Originally Posted by wizard69
It doesn't surprise me that iPad sales have tanked, there are just to many glaring issues with this rev one device. For one people are starting to realize the thing doesn't have the RAM to make it a good investment. More so they are realizing the screen size of the device really sucks. It is simply to big for many uses and is combined with a terrible aspect ratio.
This is all BS, there is absolutely nothing stopping the construction of usable Controls on an intermediate iPad. Nothing.
Besides the sales of similarly sized E-Book readers ought to cause people to wise up here. Sometimes portability for a given level of functionality is everything.
OTOH, the slightly greater usability the 7" screen gives you over the iPhone, is not worth the extensive loss of portability
The screen area difference is massive.
Frankly I think his point was to confuse the market!
I don't think this is the case either. IPad is a device with extremely limited functionality that has to be supplemented with very expensive add ons. Be it the cellular modem or the camera connection kit. In the end iPad is one expensive kit.
Well if you look at iPhone that advantage isn't being passed on to consummers. IPad of course doesn't have competition right now but you would have to be delusional to think it is a good buy. All I need to do is offer up Apple TV and its low price to squash any arguement about iPad being a good buy. For the most part the same basic hardware.
Beyound that why in the hell does iPad get so expensive for modest increases in flash memory? Seriously if Apple is getting such good deals on parts why doesn't it pass along these savings.
The biggest problem I have with the above is this idea that the sofyware is so perfectly tuned for iOS devices. Clearly it isn't as can be seen by the rapid drop in support for older iOS devices.
And that is a good thing?
The real Apple tax is convincing people that their high prices are in actuality a bargain. Snake Oil salesman could learn a thing or two from Apple.
This is tough, because I both agree and disagree-- and I know you get your facts right and don't shoot from the hip.
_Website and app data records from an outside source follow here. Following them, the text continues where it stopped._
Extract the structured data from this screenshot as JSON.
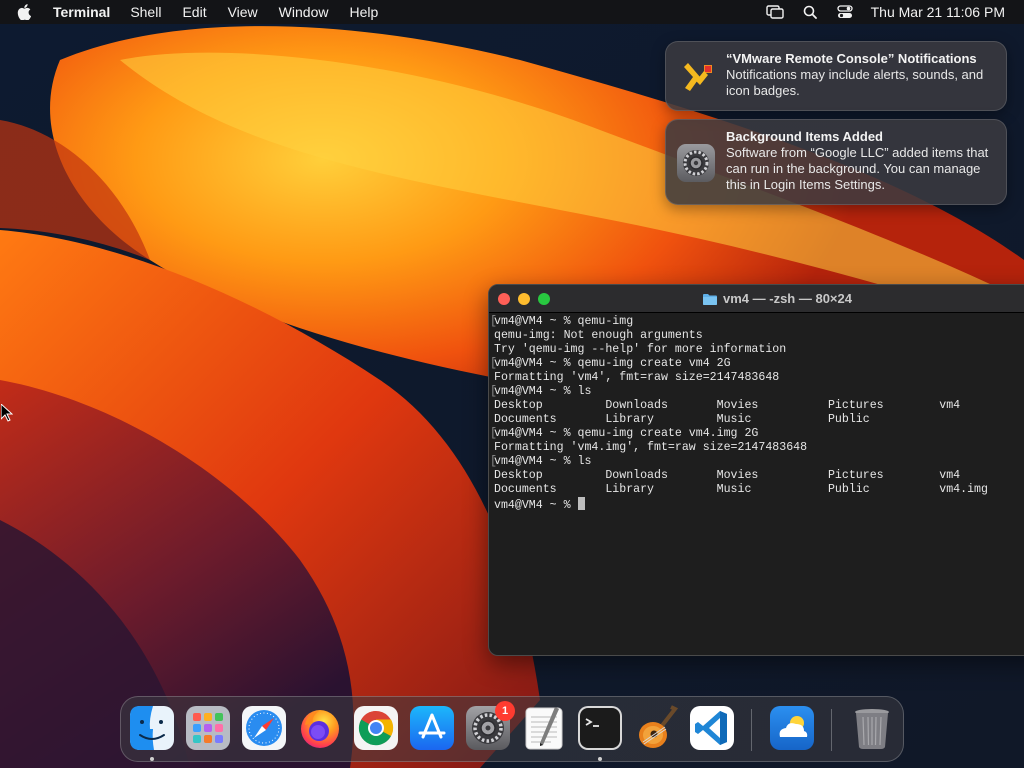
{
  "menubar": {
    "app_name": "Terminal",
    "menus": [
      "Shell",
      "Edit",
      "View",
      "Window",
      "Help"
    ],
    "clock": "Thu Mar 21  11:06 PM"
  },
  "notifications": [
    {
      "title": "“VMware Remote Console” Notifications",
      "body": "Notifications may include alerts, sounds, and icon badges.",
      "icon": "vmware-remote-console-icon"
    },
    {
      "title": "Background Items Added",
      "body": "Software from “Google LLC” added items that can run in the background. You can manage this in Login Items Settings.",
      "icon": "system-settings-gear-icon"
    }
  ],
  "terminal": {
    "title": "vm4 — -zsh — 80×24",
    "lines": [
      {
        "text": "vm4@VM4 ~ % qemu-img",
        "mark": true
      },
      {
        "text": "qemu-img: Not enough arguments",
        "mark": false
      },
      {
        "text": "Try 'qemu-img --help' for more information",
        "mark": false
      },
      {
        "text": "vm4@VM4 ~ % qemu-img create vm4 2G",
        "mark": true
      },
      {
        "text": "Formatting 'vm4', fmt=raw size=2147483648",
        "mark": false
      },
      {
        "text": "vm4@VM4 ~ % ls",
        "mark": true
      },
      {
        "text": "Desktop         Downloads       Movies          Pictures        vm4",
        "mark": false
      },
      {
        "text": "Documents       Library         Music           Public",
        "mark": false
      },
      {
        "text": "vm4@VM4 ~ % qemu-img create vm4.img 2G",
        "mark": true
      },
      {
        "text": "Formatting 'vm4.img', fmt=raw size=2147483648",
        "mark": false
      },
      {
        "text": "vm4@VM4 ~ % ls",
        "mark": true
      },
      {
        "text": "Desktop         Downloads       Movies          Pictures        vm4",
        "mark": false
      },
      {
        "text": "Documents       Library         Music           Public          vm4.img",
        "mark": false
      }
    ],
    "prompt": "vm4@VM4 ~ % "
  },
  "dock": {
    "items": [
      {
        "name": "finder",
        "running": true
      },
      {
        "name": "launchpad",
        "running": false
      },
      {
        "name": "safari",
        "running": false
      },
      {
        "name": "firefox",
        "running": false
      },
      {
        "name": "chrome",
        "running": false
      },
      {
        "name": "app-store",
        "running": false
      },
      {
        "name": "system-settings",
        "running": false,
        "badge": "1"
      },
      {
        "name": "textedit",
        "running": false
      },
      {
        "name": "terminal",
        "running": true
      },
      {
        "name": "garageband",
        "running": false
      },
      {
        "name": "vscode",
        "running": false
      },
      {
        "name": "weather",
        "running": false
      },
      {
        "name": "trash",
        "running": false
      }
    ]
  },
  "colors": {
    "close": "#ff5f57",
    "minimize": "#febc2e",
    "maximize": "#28c840",
    "terminal_bg": "#1e1e1e",
    "badge": "#ff3b30"
  }
}
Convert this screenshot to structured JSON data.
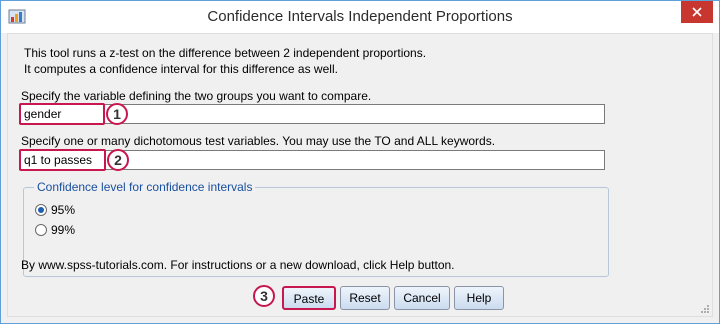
{
  "window": {
    "title": "Confidence Intervals Independent Proportions"
  },
  "intro": {
    "line1": "This tool runs a z-test on the difference between 2 independent proportions.",
    "line2": " It computes a confidence interval for this difference as well."
  },
  "groups_field": {
    "label": "Specify the variable defining the two groups you want to compare.",
    "value": "gender",
    "badge": "1"
  },
  "test_field": {
    "label": "Specify one or many dichotomous test variables. You may use the TO and ALL keywords.",
    "value": "q1 to passes",
    "badge": "2"
  },
  "confidence": {
    "title": "Confidence level for confidence intervals",
    "options": [
      {
        "label": "95%",
        "selected": true
      },
      {
        "label": "99%",
        "selected": false
      }
    ]
  },
  "footer_note": "By www.spss-tutorials.com. For instructions or a new download, click Help button.",
  "buttons": {
    "badge": "3",
    "paste": "Paste",
    "reset": "Reset",
    "cancel": "Cancel",
    "help": "Help"
  },
  "colors": {
    "highlight": "#c8174f",
    "close": "#c7372f",
    "accent": "#1a4fa0"
  }
}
I don't think iPad sales have tanked (mellowed is a better term) -- According to Tim Cook they don't yet, have enough supply in the channel to meet anticipated holiday demand... They pissed off CostCo, by refusing them the iPad.
I don't think the RAM or specs matter much to most consumers (only us techies), The consumer looks what it can do for him.
Every aspect ratio is terrible -- practical for some things, not for others.
I agree that there is nothing stopping construction of usable Controls on an 7" tablet. Except no one has done it. The Galaxy Tab has provided its own UI on top of Android that is scaled to their
7" form factor -- for system apps: email, calendar, contacts, etc.
To many, portability/pocketability is a major issue. I certainly would consider a 7" form factor (as well as one greater than 10").
I agree, that it is very Jobsian to "confuse the market" and deflect attention. I suspect they built and tested several sizes of iPads, That the price / capability sweet spots were the technology in the 10" iPad. I believe these sweet spots will evolve and other sizes will be offered.
I think that Apple released the iPad form factor they did, when they did because it bought them a year advantage and first to market (setting the bar) advantage over the competition,
The key price is $499 -- everything else is the "art of price / forecast". The existence of a real product at those specs and price forced the competition back to square 1. They were expecting something at $1,000. Apple delivered a usable tablet at $500. How'd they do that... More importantly, how can we match that? By tiering price and features the way they did, Apple can measure demand, gain additional profit, provide choice, and protect devices at lower cost (iPod Touch) and higher cost (MacBook).
Ahh.. the software tuned to the devices. Like it or not these are appliance devices-- not meant to be a long term investment -- rather a current realization of practical state of the art technology. As you know, software evolves much more slowly than hardware. The new hardware capabilities must be exploited by software. Legacy software support is too expensive and restrictive for this class of device. I have 3 day-1 iPhones (all running iOS 3,1)--one has a bad touch area on the bottom of the screen-- mostly unusable except for some testing. Another was hit by a baseball bat and has a chipped/cracked screen in one corner. A little packing tape makes it usable. These 2, gen-1s, plus a 3G are SIMless and used as PGPs by the gran kids -- in lieu of buying $150 game players and $40 games. We've certainly gotten our money out of them.
The same is true, to some extent, with iPads -- 2 of these are cheaper and more flexible (transferrable to a another vehicle, motel room, etc.) than a car entertainment system. The grandkids use them in lieu of a TV to stream content form our MediaCenter, play games, stream from netflix, read books. We have a couple of hundred apps (1 purchase) that run concurrently on all our iDevices. Many are games, quite a few are creative or educational.
My youngest grandson, 10, is saving his money so he can buy an iPad -- he learned to tell time on one (missed some school when it was taught and was too embarrassed to tell anyone) -- there's an app for that!
I expect that we'll get our money out of the iPads, many times over -- its the funnest computer I've ever used (dating back to an IBM 650, circa 1956).